Assigned task: Verbatim output of the lines below is required, with the images omitted.

Material to process:
★ ★ ★ ★ ★

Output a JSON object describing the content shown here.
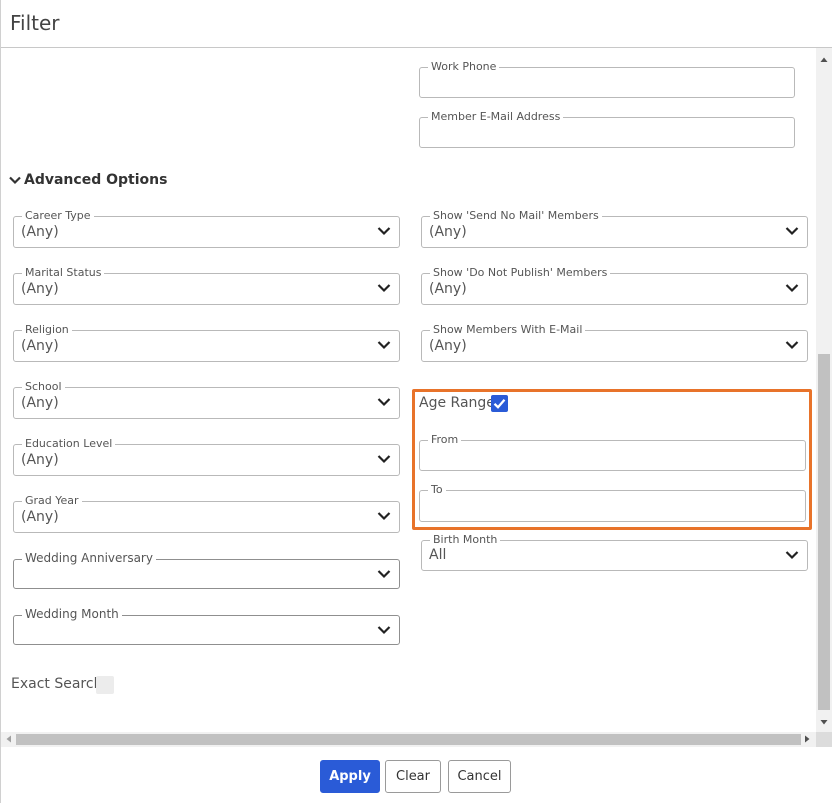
{
  "window": {
    "title": "Filter"
  },
  "contact": {
    "work_phone": {
      "label": "Work Phone",
      "value": ""
    },
    "email": {
      "label": "Member E-Mail Address",
      "value": ""
    }
  },
  "advanced": {
    "title": "Advanced Options",
    "career_type": {
      "label": "Career Type",
      "value": "(Any)"
    },
    "marital_status": {
      "label": "Marital Status",
      "value": "(Any)"
    },
    "religion": {
      "label": "Religion",
      "value": "(Any)"
    },
    "school": {
      "label": "School",
      "value": "(Any)"
    },
    "education_level": {
      "label": "Education Level",
      "value": "(Any)"
    },
    "grad_year": {
      "label": "Grad Year",
      "value": "(Any)"
    },
    "wedding_anniversary": {
      "label": "Wedding Anniversary",
      "value": ""
    },
    "wedding_month": {
      "label": "Wedding Month",
      "value": ""
    },
    "send_no_mail": {
      "label": "Show 'Send No Mail' Members",
      "value": "(Any)"
    },
    "do_not_publish": {
      "label": "Show 'Do Not Publish' Members",
      "value": "(Any)"
    },
    "with_email": {
      "label": "Show Members With E-Mail",
      "value": "(Any)"
    },
    "age_range": {
      "label": "Age Range",
      "checked": true,
      "from_label": "From",
      "to_label": "To",
      "from_value": "",
      "to_value": ""
    },
    "birth_month": {
      "label": "Birth Month",
      "value": "All"
    }
  },
  "exact_search": {
    "label": "Exact Search",
    "checked": false
  },
  "buttons": {
    "apply": "Apply",
    "clear": "Clear",
    "cancel": "Cancel"
  },
  "colors": {
    "accent": "#2a5bd7",
    "highlight": "#e8732a"
  }
}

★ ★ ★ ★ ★

Response box:
Output a JSON object describing the content shown here.
{
  "window": {
    "title": "Filter"
  },
  "contact": {
    "work_phone": {
      "label": "Work Phone",
      "value": ""
    },
    "email": {
      "label": "Member E-Mail Address",
      "value": ""
    }
  },
  "advanced": {
    "title": "Advanced Options",
    "career_type": {
      "label": "Career Type",
      "value": "(Any)"
    },
    "marital_status": {
      "label": "Marital Status",
      "value": "(Any)"
    },
    "religion": {
      "label": "Religion",
      "value": "(Any)"
    },
    "school": {
      "label": "School",
      "value": "(Any)"
    },
    "education_level": {
      "label": "Education Level",
      "value": "(Any)"
    },
    "grad_year": {
      "label": "Grad Year",
      "value": "(Any)"
    },
    "wedding_anniversary": {
      "label": "Wedding Anniversary",
      "value": ""
    },
    "wedding_month": {
      "label": "Wedding Month",
      "value": ""
    },
    "send_no_mail": {
      "label": "Show 'Send No Mail' Members",
      "value": "(Any)"
    },
    "do_not_publish": {
      "label": "Show 'Do Not Publish' Members",
      "value": "(Any)"
    },
    "with_email": {
      "label": "Show Members With E-Mail",
      "value": "(Any)"
    },
    "age_range": {
      "label": "Age Range",
      "checked": true,
      "from_label": "From",
      "to_label": "To",
      "from_value": "",
      "to_value": ""
    },
    "birth_month": {
      "label": "Birth Month",
      "value": "All"
    }
  },
  "exact_search": {
    "label": "Exact Search",
    "checked": false
  },
  "buttons": {
    "apply": "Apply",
    "clear": "Clear",
    "cancel": "Cancel"
  },
  "colors": {
    "accent": "#2a5bd7",
    "highlight": "#e8732a"
  }
}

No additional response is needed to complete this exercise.